Troy Bayliss finally won his first race of the 2001 World Superbike Championship when he brilliantly passed Colin Edwards going into the final corner after 18 truly breathtaking laps around the beautiful Monza circuit.

Even though the re-profiled Goodyear and Della Roggia chicanes tried their best to stifle the racing and claimed more than their fair share of victims during the first World Superbike Race at the 5.770km Monza circuit in sunny Northern Italy, Troy Bayliss and Colin Edwards kept the Monza crowds on their feet throughout Sunday's opening 18-lap event with the Australian Infostrada Ducati rider claiming his first win of the 2001 season by six hundredths of a second.

Edwards' Castrol Honda VTR1000 appeared to have the upper hand over Bayliss going into the final lap after the pair had swapped the lead almost a dozen times since the lights went green. However Bayliss rode superbly through the Ascari chicane to put him in a prime position on the run down to the Parabolica for the final time.

What followed was a heart stopping display of bravery and precision as Bayliss out-dragged the Honda inch by inch, his elbow brushing Edwards' faring twice as the two desperately tried to out-brake each other. Both encountered lurid, near high sides going through the final turn but despite a late lunge, Bayliss held it to the flag.

Edwards was magnanimous in defeat after losing out in a similar way to Pierfrancesco Chili last year but any hopes the veteran Italian had of repeating his feat in race one this year on the Suzuki GSX R750 evaporated at the start of lap three when he tangled with Troy Corser going into the ridiculously tight first chicane, already the scene of a first lap pile-up that claimed Robert Ulm and Steve Martin.

Whereas Corser was done for the race on the Aprilia RSV1000, Chili remounted and to the delight of his passionate fans, previously dismayed at his misfortune, he used a combination of speed and attrition ahead of him to claim 14th place and two points at the flag.

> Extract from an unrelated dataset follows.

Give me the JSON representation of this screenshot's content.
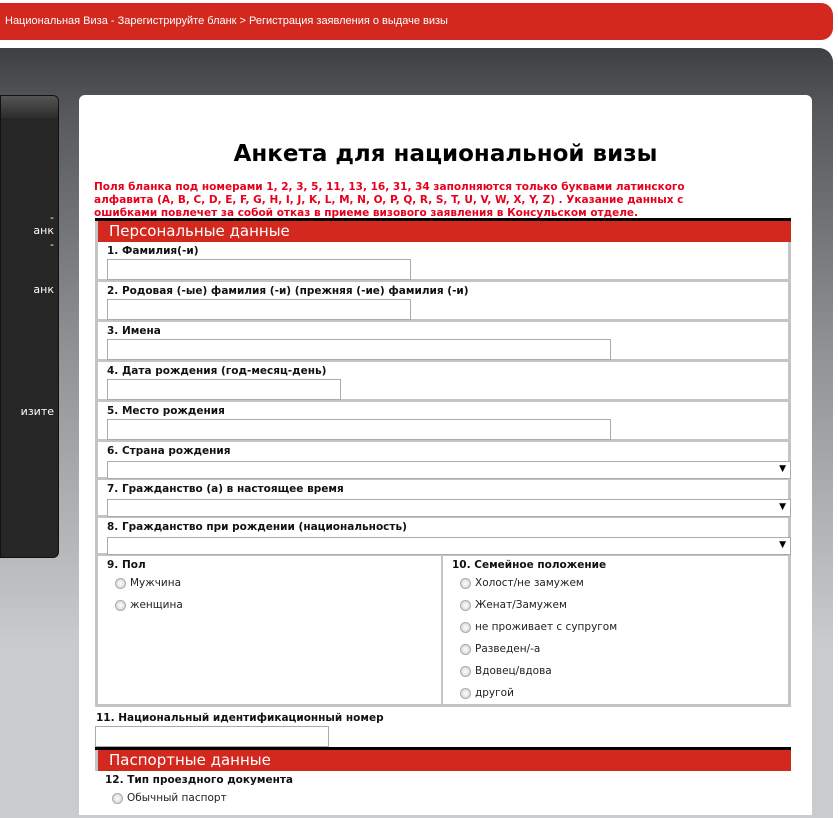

Any one of a number of riders could have taken the final podium spot and both Ruben Xaus and Neil Hodgson will be ruing their luck after battling for third for most of the way. The Spaniard looked set to take the spot after fending off sustained pressure from Hodgson after both fell away from the lead battle at around the lap ten mark but then it all went wrong with just two laps to go when Xaus' enthusiasm once again got the better of him and Hodgson suffered a cruel mechanical failure within yards of one another.

Tadayuki Okada was also in contention for a podium early on and looked particularly aggressive on the opening two laps, moving from eleventh to fifth behind Edwards, Bayliss, Hodgson and Xaus. However the first chicane also got the better of him and he joined the list of fallers, which already included Ben Bostrom and Corser, at the start of lap four.

Third across the line eventually after a terrific race-long duel was Akira Yanagawa on the reliable four-cylinder Kawasaki ZX-7RR as he continued his string of podium results at Monza. Yanagawa, team-mate Gregorio Lavilla and the lone surviving Aprilia of Regis Laconi were separated by millimetres as they crossed the line, 16 seconds behind Bayliss but covered but within three tenths of one another. All three riders led this battle at one point and the trio was a quartet until lap nine when the well-ridden Aprilia of factory test-rider Alessandro Antonello cried enough, but eventually Yanagawa's resilience paid off as he headed his team-mate for the final three laps, even holding off a determined lunge on the exit of the Parabolica on the final lap.

Coming home in a lonely sixth place, half a minute down on the leader was the leading factory Suzuki of Stephane Chambon who has so far finished every race this year while the high level of attrition allowed the hard-trying Team Pedercini Ducati outfit to score their best result ever with three bikes inside the top ten. Team-boss Lucio Pedercini came home a fine seventh, Mauro Sanchini ninth after losing out to fellow Italian Giovanni Bussei in the closing laps and Marco Borciani tenth to send the Italian outfit into raptures at their home track.

Bertrand Stey, Alex Gramigni, Juan Borja, a seething Chili and Ludovic Holon completed the point's scorers while the attrition continued right until the final lap when Marty Craggill and Michele Malatesta accounted for one another leaving local wildcard Luca Pasini the only other finisher just out of the points in 16th.

British hopes took a further dive with the early retirement of James Toseland who was the third man brought down in the opening lap fracas only to remount and then stop with a mechanical problem inside the first five laps.

However everyone who started the race, Serafino Foti and the injured Broc Parkes (broken ribs) did not, will have another opportunity to either make up for their mistakes or bad luck. The only problem is that the chicanes will still be there.